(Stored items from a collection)
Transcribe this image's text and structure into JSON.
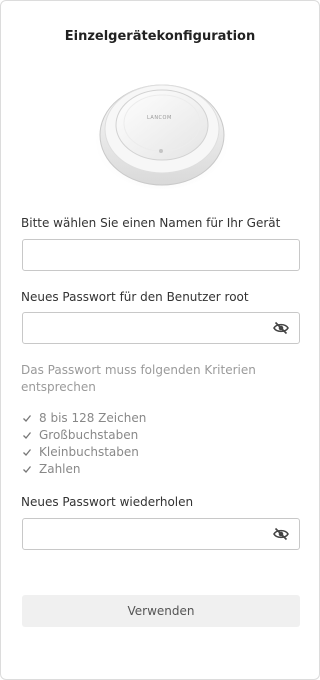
{
  "title": "Einzelgerätekonfiguration",
  "device": {
    "image_icon": "access-point-image",
    "brand_text": "LANCOM"
  },
  "name_field": {
    "label": "Bitte wählen Sie einen Namen für Ihr Gerät",
    "value": "",
    "placeholder": ""
  },
  "password_field": {
    "label": "Neues Passwort für den Benutzer root",
    "value": "",
    "placeholder": "",
    "toggle_icon": "eye-slash-icon"
  },
  "password_hint": "Das Passwort muss folgenden Kriterien entsprechen",
  "criteria": [
    "8 bis 128 Zeichen",
    "Großbuchstaben",
    "Kleinbuchstaben",
    "Zahlen"
  ],
  "repeat_field": {
    "label": "Neues Passwort wiederholen",
    "value": "",
    "placeholder": "",
    "toggle_icon": "eye-slash-icon"
  },
  "submit_label": "Verwenden",
  "colors": {
    "border": "#c8c8c8",
    "button_bg": "#f0f0f0",
    "hint_text": "#9a9a9a"
  }
}
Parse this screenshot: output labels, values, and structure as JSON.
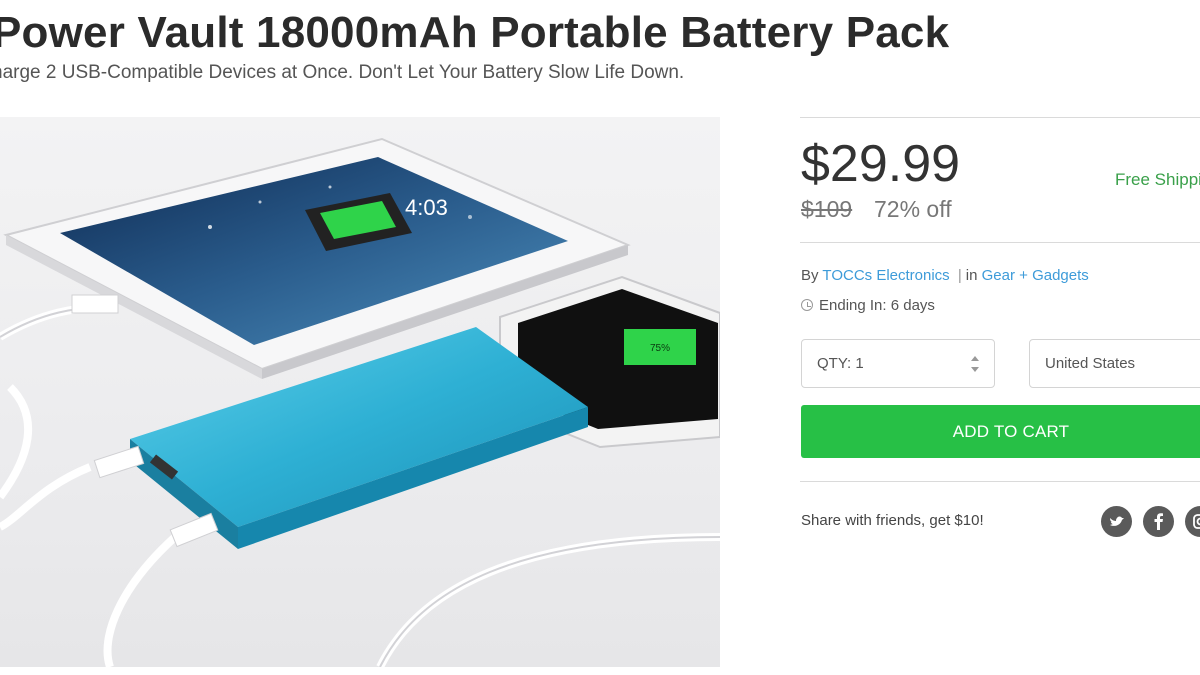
{
  "product": {
    "title": "Power Vault 18000mAh Portable Battery Pack",
    "subtitle": "harge 2 USB-Compatible Devices at Once. Don't Let Your Battery Slow Life Down."
  },
  "pricing": {
    "price": "$29.99",
    "original_price": "$109",
    "discount": "72% off",
    "shipping": "Free Shippi"
  },
  "meta": {
    "by_label": "By",
    "vendor": "TOCCs Electronics",
    "separator": "|",
    "in_label": "in",
    "category": "Gear + Gadgets",
    "ending": "Ending In: 6 days"
  },
  "form": {
    "qty_label": "QTY: 1",
    "country": "United States"
  },
  "cart": {
    "label": "ADD TO CART"
  },
  "share": {
    "text": "Share with friends, get $10!"
  },
  "hero_image": {
    "lock_time": "4:03",
    "phone_percent": "75%"
  },
  "icons": {
    "twitter": "twitter-icon",
    "facebook": "facebook-icon",
    "instagram": "instagram-icon",
    "clock": "clock-icon"
  },
  "colors": {
    "accent_green": "#27c046",
    "link_blue": "#3d9bd9",
    "battery_blue": "#33b4d4",
    "shipping_green": "#3aa04a"
  }
}
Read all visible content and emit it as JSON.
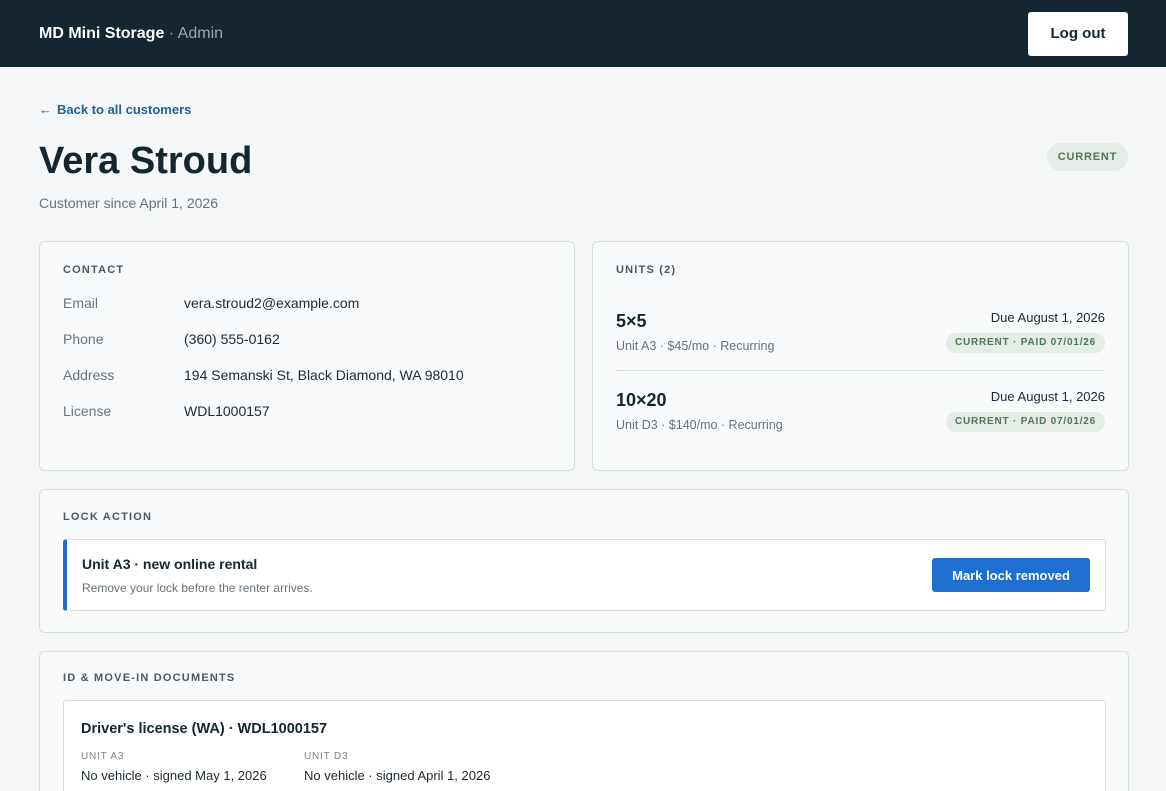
{
  "header": {
    "brand": "MD Mini Storage",
    "brand_suffix": " · Admin",
    "logout_label": "Log out"
  },
  "nav": {
    "back_arrow": "←",
    "back_label": "Back to all customers"
  },
  "customer": {
    "name": "Vera Stroud",
    "since": "Customer since April 1, 2026",
    "status": "CURRENT"
  },
  "contact": {
    "title": "CONTACT",
    "rows": [
      {
        "label": "Email",
        "value": "vera.stroud2@example.com"
      },
      {
        "label": "Phone",
        "value": "(360) 555-0162"
      },
      {
        "label": "Address",
        "value": "194 Semanski St, Black Diamond, WA 98010"
      },
      {
        "label": "License",
        "value": "WDL1000157"
      }
    ]
  },
  "units": {
    "title": "UNITS (2)",
    "items": [
      {
        "size": "5×5",
        "meta": "Unit A3 · $45/mo · Recurring",
        "due": "Due August 1, 2026",
        "status": "CURRENT · PAID 07/01/26"
      },
      {
        "size": "10×20",
        "meta": "Unit D3 · $140/mo · Recurring",
        "due": "Due August 1, 2026",
        "status": "CURRENT · PAID 07/01/26"
      }
    ]
  },
  "lock_action": {
    "title": "LOCK ACTION",
    "heading": "Unit A3 · new online rental",
    "description": "Remove your lock before the renter arrives.",
    "button_label": "Mark lock removed"
  },
  "documents": {
    "title": "ID & MOVE-IN DOCUMENTS",
    "heading": "Driver's license (WA) · WDL1000157",
    "columns": [
      {
        "caption": "UNIT A3",
        "text": "No vehicle · signed May 1, 2026"
      },
      {
        "caption": "UNIT D3",
        "text": "No vehicle · signed April 1, 2026"
      }
    ]
  },
  "colors": {
    "topbar": "#14262f",
    "accent": "#1f6fd1",
    "status_badge_bg": "#e5ebe6",
    "status_badge_text": "#4c7a57"
  }
}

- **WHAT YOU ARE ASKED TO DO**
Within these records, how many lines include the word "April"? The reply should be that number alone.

- **FINAL ANSWER**
2